Lottery is a type of gambling wherein people place money or other valuable items for the chance to win a prize, normally a cash sum. Many states and other entities hold regular lotteries to raise funds for various uses, such as public works or social welfare programs. A person who wishes to participate in a lottery must have some way of recording his or her identity and the amounts staked. He or she must also deposit the ticket with the organizers for later shuffling and selection. Normally, a percentage of the pool is deducted to cover costs and profits for the organizers. The remaining amount can be awarded to the winners. In most cultures, lotteries are designed to balance few large prizes with many smaller ones.
The odds of winning are slim, but many people feel the need to play for a tiny sliver of hope that they might become rich.
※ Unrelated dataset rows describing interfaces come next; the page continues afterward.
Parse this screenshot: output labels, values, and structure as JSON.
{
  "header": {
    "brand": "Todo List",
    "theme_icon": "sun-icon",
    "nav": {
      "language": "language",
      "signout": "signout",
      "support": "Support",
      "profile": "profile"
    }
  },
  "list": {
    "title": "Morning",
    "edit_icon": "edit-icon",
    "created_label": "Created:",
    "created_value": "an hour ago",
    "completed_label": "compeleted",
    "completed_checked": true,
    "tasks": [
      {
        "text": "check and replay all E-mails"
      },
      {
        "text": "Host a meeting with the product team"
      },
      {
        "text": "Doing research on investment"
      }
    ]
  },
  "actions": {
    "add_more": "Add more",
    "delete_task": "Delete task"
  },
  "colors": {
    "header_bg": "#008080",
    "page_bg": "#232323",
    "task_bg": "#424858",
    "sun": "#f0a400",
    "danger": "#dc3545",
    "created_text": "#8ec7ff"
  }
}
Lottery advertisements dangle the promise of instant riches in an age of inequality and limited social mobility. But what exactly is it that draws people to these games? The obvious answer is that humans just plain like to gamble.
But that’s only half the story. The other is that the state figured that a lottery was a good way to get money without raising taxes, and this view persists to the present day. The immediate post-World War II period was a time of expansion for state services, and the idea of a lottery seemed like a painless way to raise needed revenue.
Nevertheless, lottery revenues are very small, even after accounting for the costs of organizing and promoting the game. In addition, the large amounts of money that are given away often have a corrosive effect on society. They encourage the belief that everyone can be a winner, and they fuel racial tensions by creating an unearned sense of wealth among some groups.
In order to understand how the lottery works, one must have some basic math and probability skills. A useful tool is the probability tree, which shows how a series of combinations behave over time. The probability tree can help you avoid picking improbable combinations, and improve your success-to-failure ratio.
You can learn a lot about the lottery by reading its statistics, which are published on the lottery website. These statistics may include the number of applicants, demand information, and other details pertaining to each lottery. Some lotteries may publish demand information by region, while others may only publish total applications.
The statistics page of a lottery site will have an application chart, which displays each applicant’s chances of being selected as a winner. The colors on this chart indicate how often an applicant has been awarded a particular position. Typically, the higher the number of times an application has been awarded, the more likely it is to be chosen as a winner. The likelihood of winning a lottery depends on the number of applications, the size of the jackpot, and the number of prizes offered.